Destinations Magazine

Culture Vultures Part 3

By Honeymoonblogger

I’m going to conclude my little series of cultural honeymoons in the Far East with a country that has boasted a sophisticated and cultured civilization for millennia. China is a vast and diverse country with some astonishing cultural sites that rank amongst the wonders of the world. You’ll be bumping into history at every turn. I’ve picked out three attractions that I think must not be missed if you are jetting to this part of the world.


Culture Vultures Part 3

At the heart of historical Beijing lies the Forbidden City, an enormous palace compound that was home to the Chinese emperors of the Ming and Qing dynasties and now houses the imperial Chinese art collections of the Palace Museum. Built in the fifteenth century the city complex is made up of 980 buildings covering a staggering 720,000 m2. The palace complex is considered to be the finest example of Chinese palatial architecture with the largest collection of preserved ancient wooden structures in the world and was declared a World Heritage Site in 1987. Surrounding the Forbidden City are several former imperial gardens, the Beihai Park in particular is described as a masterpiece in Chinese gardening art.

One of Beijing’s best know religions sites is the Temple of Heaven which was visited annually by the emperors of both the Ming and Qing dynasties for payer ceremonies to Heaven for a good harvest. Built by the same emperor who constructed the Forbidden City the Temple has three main elements. The centrepiece is the magnificent Hall of Prayer for Good Harvest a circular triple gabled wooden building that was built without the use of nails.

The Terracotta Army, Lintong, Xian, Shaanxi Province

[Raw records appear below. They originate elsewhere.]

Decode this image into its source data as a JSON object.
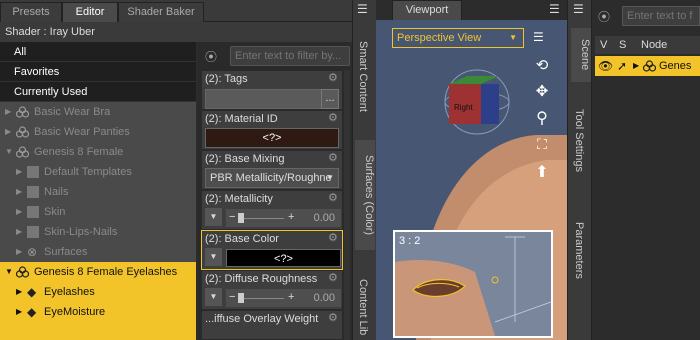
{
  "tabs": [
    "Presets",
    "Editor",
    "Shader Baker"
  ],
  "shader_label": "Shader : Iray Uber",
  "categories": [
    "All",
    "Favorites",
    "Currently Used"
  ],
  "tree": [
    {
      "label": "Basic Wear Bra",
      "state": "dim"
    },
    {
      "label": "Basic Wear Panties",
      "state": "dim"
    },
    {
      "label": "Genesis 8 Female",
      "state": "dim"
    },
    {
      "label": "Default Templates",
      "state": "dim"
    },
    {
      "label": "Nails",
      "state": "dim"
    },
    {
      "label": "Skin",
      "state": "dim"
    },
    {
      "label": "Skin-Lips-Nails",
      "state": "dim"
    },
    {
      "label": "Surfaces",
      "state": "dim"
    },
    {
      "label": "Genesis 8 Female Eyelashes",
      "state": "selected"
    },
    {
      "label": "Eyelashes",
      "state": "selected"
    },
    {
      "label": "EyeMoisture",
      "state": "selected"
    }
  ],
  "filter_placeholder": "Enter text to filter by...",
  "props": {
    "tags": "(2): Tags",
    "tags_btn": "...",
    "material_id": "(2): Material ID",
    "material_val": "<?>",
    "base_mixing": "(2): Base Mixing",
    "base_mixing_val": "PBR Metallicity/Roughne",
    "metallicity": "(2): Metallicity",
    "metallicity_val": "0.00",
    "base_color": "(2): Base Color",
    "base_color_val": "<?>",
    "diffuse_roughness": "(2): Diffuse Roughness",
    "diffuse_roughness_val": "0.00",
    "overlay_weight": "...iffuse Overlay Weight"
  },
  "side_tabs": [
    "Smart Content",
    "Surfaces (Color)",
    "Content Lib"
  ],
  "viewport": {
    "tab": "Viewport",
    "view": "Perspective View",
    "cube_label": "Right",
    "inset_label": "3 : 2"
  },
  "right_tabs": [
    "Scene",
    "Tool Settings",
    "Parameters"
  ],
  "scene": {
    "filter_placeholder": "Enter text to f",
    "col_v": "V",
    "col_s": "S",
    "col_node": "Node",
    "node": "Genes"
  },
  "colors": {
    "selection": "#f3c42a",
    "viewport_bg": "#475673"
  }
}
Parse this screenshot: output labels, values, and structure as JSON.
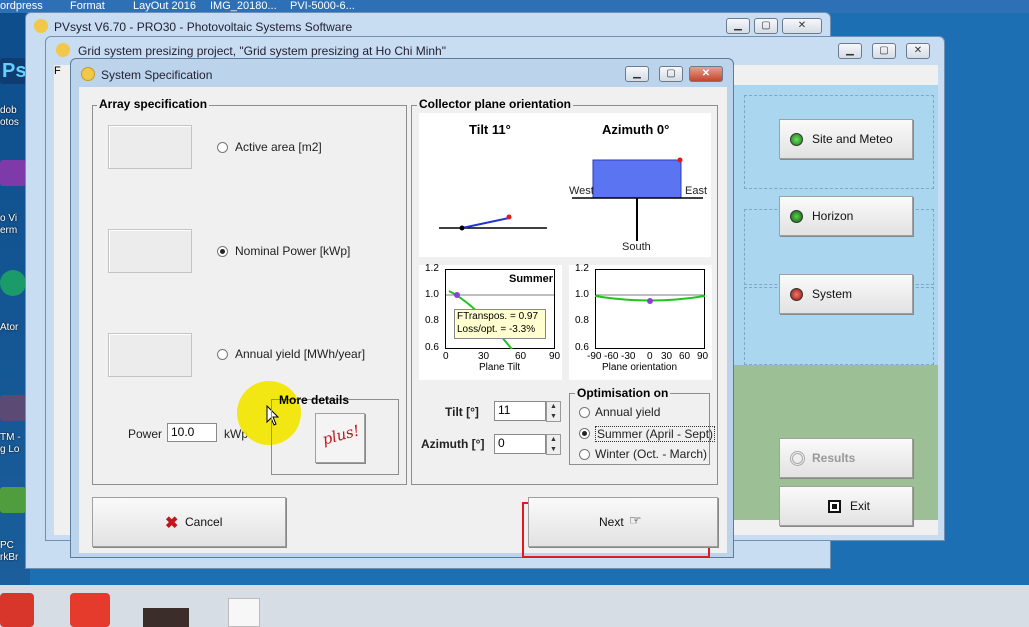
{
  "desktop": {
    "top_items": [
      "ordpress",
      "Format",
      "LayOut 2016",
      "IMG_20180...",
      "PVI-5000-6..."
    ],
    "left_labels": [
      "Ps",
      "dob",
      "otos",
      "o Vi",
      "erm",
      "Ator",
      "TM -",
      "g Lo",
      "PC",
      "rkBr"
    ]
  },
  "windows": {
    "pvsyst_title": "PVsyst V6.70 - PRO30 - Photovoltaic Systems Software",
    "project_title": "Grid system presizing project, \"Grid system presizing  at  Ho Chi Minh\"",
    "project_menu_stub": "F"
  },
  "dialog": {
    "title": "System Specification",
    "array": {
      "title": "Array specification",
      "options": [
        "Active area [m2]",
        "Nominal Power [kWp]",
        "Annual yield [MWh/year]"
      ],
      "selected_index": 1,
      "power_label": "Power",
      "power_value": "10.0",
      "power_unit": "kWp",
      "more_details": "More details",
      "plus_label": "plus!"
    },
    "orientation": {
      "title": "Collector plane orientation",
      "tilt_heading": "Tilt 11°",
      "azimuth_heading": "Azimuth 0°",
      "west": "West",
      "east": "East",
      "south": "South",
      "chart1_label": "Summer",
      "chart1_box1": "FTranspos. = 0.97",
      "chart1_box2": "Loss/opt. = -3.3%",
      "chart1_xlabel": "Plane Tilt",
      "chart1_xticks": [
        "0",
        "30",
        "60",
        "90"
      ],
      "chart_yticks": [
        "1.2",
        "1.0",
        "0.8",
        "0.6"
      ],
      "chart2_xlabel": "Plane orientation",
      "chart2_xticks": [
        "-90",
        "-60",
        "-30",
        "0",
        "30",
        "60",
        "90"
      ],
      "tilt_label": "Tilt [°]",
      "tilt_value": "11",
      "azimuth_label": "Azimuth [°]",
      "azimuth_value": "0",
      "opt_title": "Optimisation on",
      "opt_options": [
        "Annual yield",
        "Summer (April - Sept)",
        "Winter (Oct. - March)"
      ],
      "opt_selected": 1
    },
    "cancel": "Cancel",
    "next": "Next"
  },
  "sidebar_buttons": {
    "site": "Site and Meteo",
    "horizon": "Horizon",
    "system": "System",
    "results": "Results",
    "exit": "Exit"
  },
  "colors": {
    "highlight_red": "#e0191f",
    "cursor_yellow": "#f3e600",
    "curve_green": "#22c21f",
    "opt_point": "#8a3fd6",
    "azimuth_blue": "#5b74f2"
  }
}
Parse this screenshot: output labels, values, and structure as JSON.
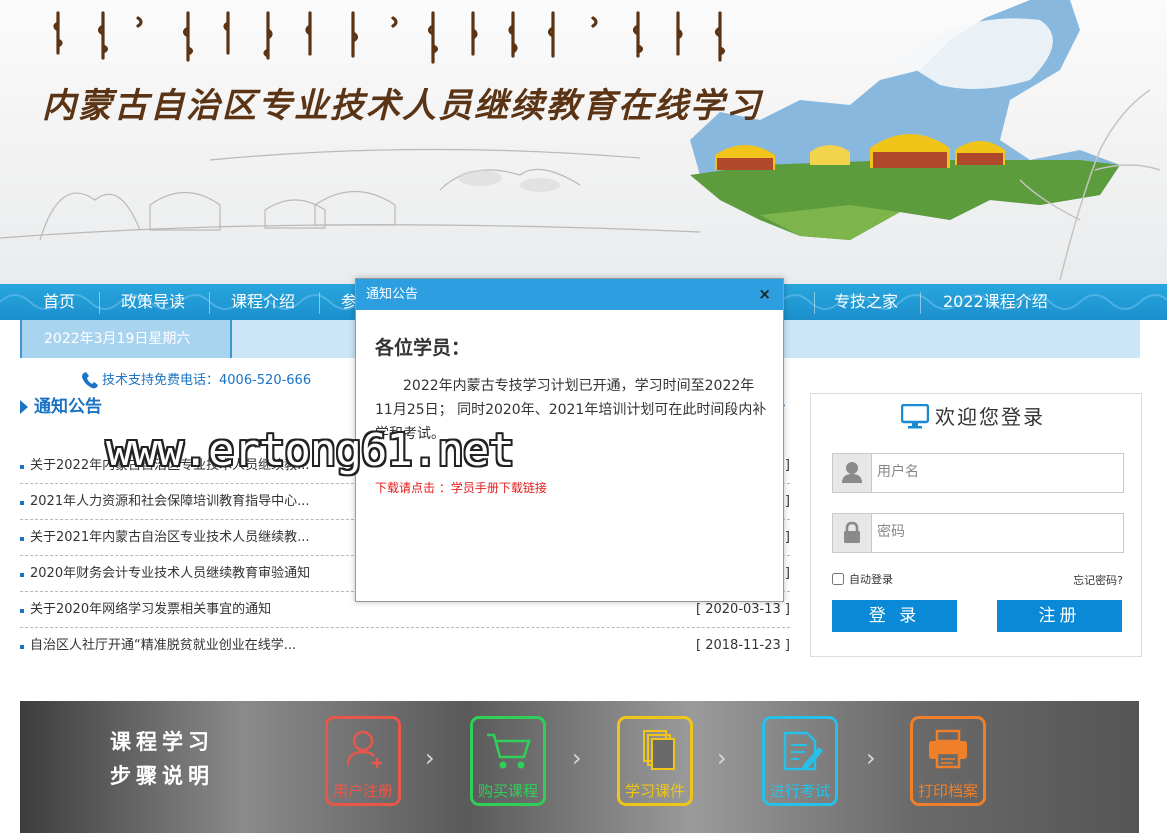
{
  "banner": {
    "title": "内蒙古自治区专业技术人员继续教育在线学习"
  },
  "nav": {
    "items": [
      {
        "label": "首页"
      },
      {
        "label": "政策导读"
      },
      {
        "label": "课程介绍"
      },
      {
        "label": "参"
      },
      {
        "label": "专技之家"
      },
      {
        "label": "2022课程介绍"
      }
    ]
  },
  "datebar": {
    "date": "2022年3月19日星期六"
  },
  "support": {
    "text": "技术支持免费电话：4006-520-666"
  },
  "notices": {
    "heading": "通知公告",
    "more": "›",
    "items": [
      {
        "title": "关于2022年内蒙古自治区专业技术人员继续教...",
        "date": "]"
      },
      {
        "title": "2021年人力资源和社会保障培训教育指导中心...",
        "date": "]"
      },
      {
        "title": "关于2021年内蒙古自治区专业技术人员继续教...",
        "date": "]"
      },
      {
        "title": "2020年财务会计专业技术人员继续教育审验通知",
        "date": "]"
      },
      {
        "title": "关于2020年网络学习发票相关事宜的通知",
        "date": "[ 2020-03-13 ]"
      },
      {
        "title": "自治区人社厅开通“精准脱贫就业创业在线学...",
        "date": "[ 2018-11-23 ]"
      }
    ]
  },
  "login": {
    "title": "欢迎您登录",
    "username_placeholder": "用户名",
    "password_placeholder": "密码",
    "remember_label": "自动登录",
    "forgot_label": "忘记密码?",
    "login_button": "登 录",
    "register_button": "注册"
  },
  "steps": {
    "heading_line1": "课程学习",
    "heading_line2": "步骤说明",
    "items": [
      {
        "label": "用户注册",
        "color": "#e8584a",
        "icon": "user-add-icon"
      },
      {
        "label": "购买课程",
        "color": "#2fcf58",
        "icon": "cart-icon"
      },
      {
        "label": "学习课件",
        "color": "#f0c419",
        "icon": "pages-icon"
      },
      {
        "label": "进行考试",
        "color": "#26c0e8",
        "icon": "exam-edit-icon"
      },
      {
        "label": "打印档案",
        "color": "#f07f2a",
        "icon": "printer-icon"
      }
    ],
    "arrow": "›"
  },
  "modal": {
    "title": "通知公告",
    "close": "×",
    "greeting": "各位学员：",
    "body": "2022年内蒙古专技学习计划已开通，学习时间至2022年11月25日； 同时2020年、2021年培训计划可在此时间段内补学和考试。",
    "download_link": "下载请点击 ：学员手册下载链接"
  },
  "watermark": "www.ertong61.net",
  "colors": {
    "nav_blue": "#1f9bd8",
    "link_blue": "#1a73c4",
    "button_blue": "#0a8ad6",
    "modal_header": "#2d9fe0",
    "alert_red": "#e41b1b"
  }
}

Culture Vultures Part 3

China’s infamous and amazing Terracotta Army is a must see if you’re intending to visit China. It was created for the first Emperor of China Qin Shi Huang who was obsessed with finding the secret to immortality. To improve his chances of life after death he had 70,000 workers build his tomb – a job that took 11 years.  The lucky ladies in Qin Shi Huang’s life (all 3000 of them) also followed him to the grave.

The tomb had 8,000 fantastic life-size clay warriors, which were discovered by some peasants in 1974. You can see 7,000 of the figures today and excavations continue at the site.  Arranged in battle formations the warriors are the stars of the onsite museum which covers a massive 16,300 square meters. The figures vary in height according to their roles, with the tallest being the generals. There are also chariots and horses and none military figures such as officials, acrobats, strongmen and museums. It’s estimated that there were originally the 8,000 warriors, 130 chariots, 520 horses and 150 cavalry horses with the majority still lying buried.

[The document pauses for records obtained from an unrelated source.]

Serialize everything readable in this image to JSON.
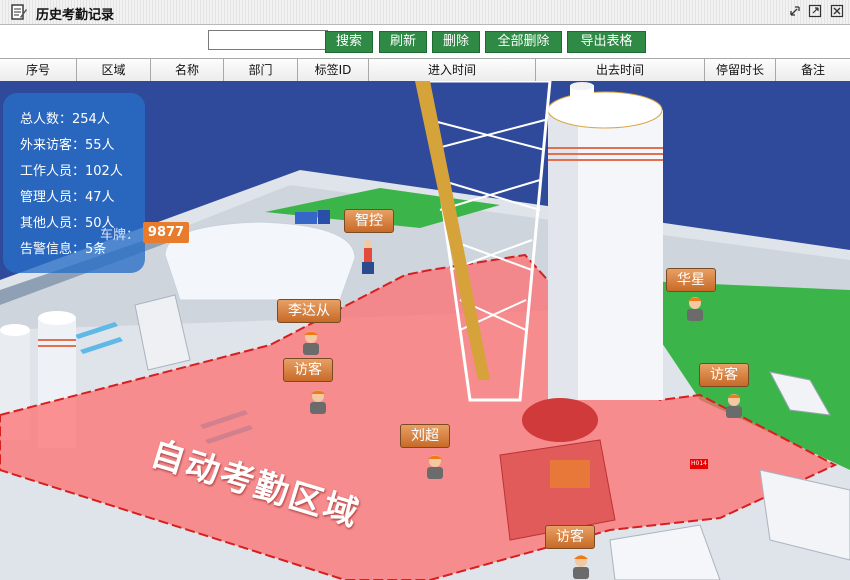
{
  "window": {
    "title": "历史考勤记录"
  },
  "toolbar": {
    "search_value": "",
    "buttons": [
      "搜索",
      "刷新",
      "删除",
      "全部删除",
      "导出表格"
    ]
  },
  "table": {
    "columns": [
      "序号",
      "区域",
      "名称",
      "部门",
      "标签ID",
      "进入时间",
      "出去时间",
      "停留时长",
      "备注"
    ]
  },
  "stats": {
    "rows": [
      {
        "label": "总人数：",
        "value": "254人"
      },
      {
        "label": "外来访客：",
        "value": "55人"
      },
      {
        "label": "工作人员：",
        "value": "102人"
      },
      {
        "label": "管理人员：",
        "value": "47人"
      },
      {
        "label": "其他人员：",
        "value": "50人"
      },
      {
        "label": "告警信息：",
        "value": "5条"
      }
    ]
  },
  "scene": {
    "plate_label": "车牌：",
    "plate_number": "9877",
    "area_label": "自动考勤区域",
    "code_badge": "H014",
    "tags": [
      "智控",
      "李达从",
      "访客",
      "刘超",
      "华星",
      "访客",
      "访客"
    ]
  },
  "colors": {
    "button_green": "#2f8a46",
    "tag_orange": "#d47a3a",
    "zone_red": "#ff6b6b"
  }
}
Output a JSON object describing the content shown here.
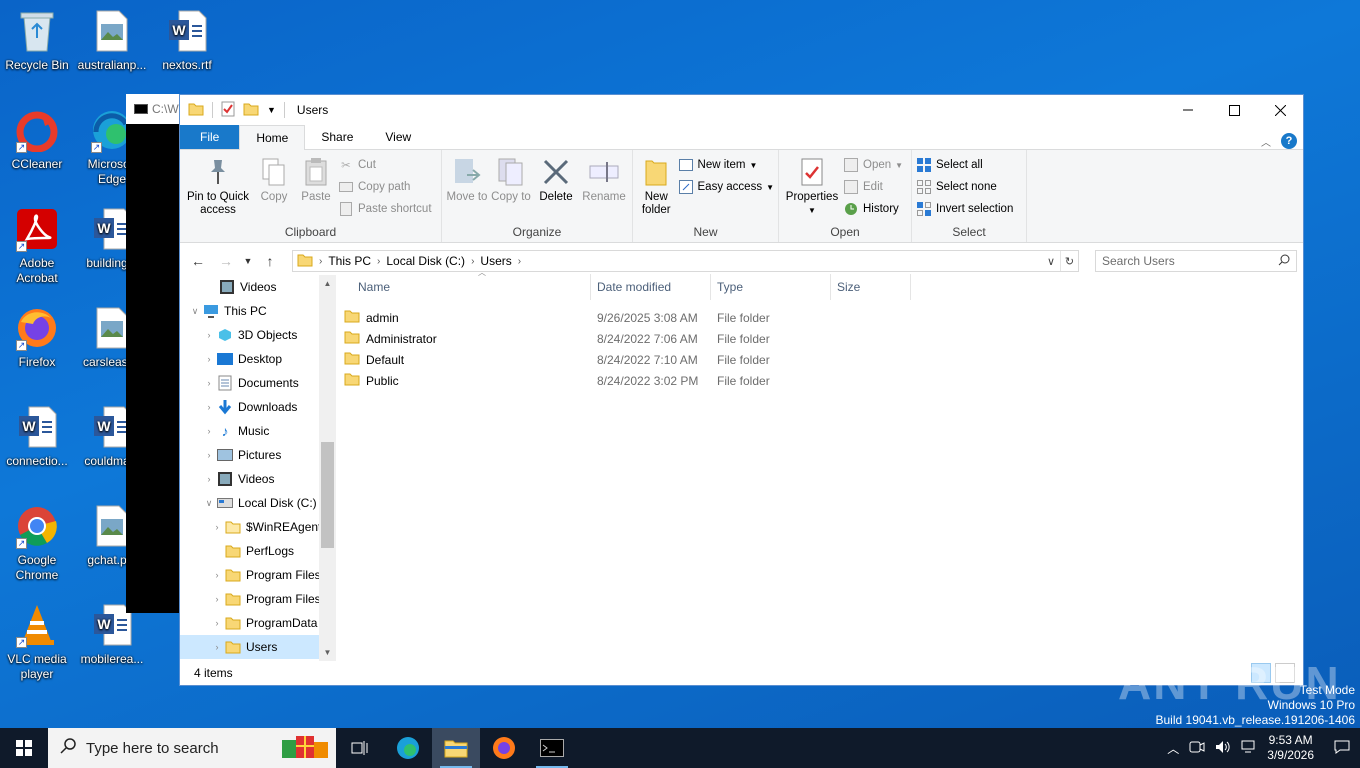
{
  "desktop": {
    "icons": [
      {
        "label": "Recycle Bin"
      },
      {
        "label": "australianp..."
      },
      {
        "label": "nextos.rtf"
      },
      {
        "label": "CCleaner"
      },
      {
        "label": "Microsoft Edge"
      },
      {
        "label": "Adobe Acrobat"
      },
      {
        "label": "building..."
      },
      {
        "label": "Firefox"
      },
      {
        "label": "carsleast..."
      },
      {
        "label": "connectio..."
      },
      {
        "label": "couldma..."
      },
      {
        "label": "Google Chrome"
      },
      {
        "label": "gchat.p..."
      },
      {
        "label": "VLC media player"
      },
      {
        "label": "mobilerea..."
      }
    ]
  },
  "console": {
    "title": "C:\\W"
  },
  "explorer": {
    "title": "Users",
    "tabs": {
      "file": "File",
      "home": "Home",
      "share": "Share",
      "view": "View"
    },
    "ribbon": {
      "clipboard": {
        "label": "Clipboard",
        "pin": "Pin to Quick access",
        "copy": "Copy",
        "paste": "Paste",
        "cut": "Cut",
        "copy_path": "Copy path",
        "paste_shortcut": "Paste shortcut"
      },
      "organize": {
        "label": "Organize",
        "move_to": "Move to",
        "copy_to": "Copy to",
        "delete": "Delete",
        "rename": "Rename"
      },
      "new": {
        "label": "New",
        "new_folder": "New folder",
        "new_item": "New item",
        "easy_access": "Easy access"
      },
      "open": {
        "label": "Open",
        "properties": "Properties",
        "open": "Open",
        "edit": "Edit",
        "history": "History"
      },
      "select": {
        "label": "Select",
        "select_all": "Select all",
        "select_none": "Select none",
        "invert": "Invert selection"
      }
    },
    "address": {
      "crumbs": [
        "This PC",
        "Local Disk (C:)",
        "Users"
      ],
      "search_placeholder": "Search Users"
    },
    "nav": [
      {
        "label": "Videos"
      },
      {
        "label": "This PC"
      },
      {
        "label": "3D Objects"
      },
      {
        "label": "Desktop"
      },
      {
        "label": "Documents"
      },
      {
        "label": "Downloads"
      },
      {
        "label": "Music"
      },
      {
        "label": "Pictures"
      },
      {
        "label": "Videos"
      },
      {
        "label": "Local Disk (C:)"
      },
      {
        "label": "$WinREAgent"
      },
      {
        "label": "PerfLogs"
      },
      {
        "label": "Program Files"
      },
      {
        "label": "Program Files"
      },
      {
        "label": "ProgramData"
      },
      {
        "label": "Users"
      }
    ],
    "columns": {
      "name": "Name",
      "date": "Date modified",
      "type": "Type",
      "size": "Size"
    },
    "files": [
      {
        "name": "admin",
        "date": "9/26/2025 3:08 AM",
        "type": "File folder"
      },
      {
        "name": "Administrator",
        "date": "8/24/2022 7:06 AM",
        "type": "File folder"
      },
      {
        "name": "Default",
        "date": "8/24/2022 7:10 AM",
        "type": "File folder"
      },
      {
        "name": "Public",
        "date": "8/24/2022 3:02 PM",
        "type": "File folder"
      }
    ],
    "status": "4 items"
  },
  "watermark": {
    "line1": "Test Mode",
    "line2": "Windows 10 Pro",
    "line3": "Build 19041.vb_release.191206-1406",
    "brand": "ANY RUN"
  },
  "taskbar": {
    "search_placeholder": "Type here to search",
    "time": "9:53 AM",
    "date": "3/9/2026"
  }
}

The Great Wall of China

Culture Vultures Part 3

The final destination has to be the Great Wall of China which is internationally recognised as one of the wonders of the world. The wall was initially constructed by the aforementioned Qin Shi Huang over 2,000 years ago. In Chinese the wall is called Wan-Li Qang-Qeng which means 10,000 Li Long Wall (about 5,000 km).

Qin Shi Huang connected 4 existing walls following his suppression and unification of the seven warring states of China. These walls originated in about 700 BC over 2,500 years ago. Armies were stationed along the wall as a first line of defence against the invading and nomadic Hsiung Nu tribes (more commonly known as the Huns) from the north of China.  The Great Wall stretches across the mountains of northern China, winds its way north and northwest of Beijing. And is so vast it can famously be seen from space when orbiting the earth.

China has so much to please history enthusiasts the above suggestions really only touch the sides. What really makes China special is the juxtaposition of the old and new fusing together as China has some of the world’s most up to the minute cities on its coastline. As Lonely Planet put it you can go from ‘noisy cities fizzing with energy to isolated mountain-top Ming-Dynasty villages where you can hear a pin drop’.

This week’s post concludes my little run on cultural honeymoon destinations. What do you think about my suggestions – will you be setting out on some serious honeymoon sightseeing now?

Back to Featured Articles on Logo Paperblog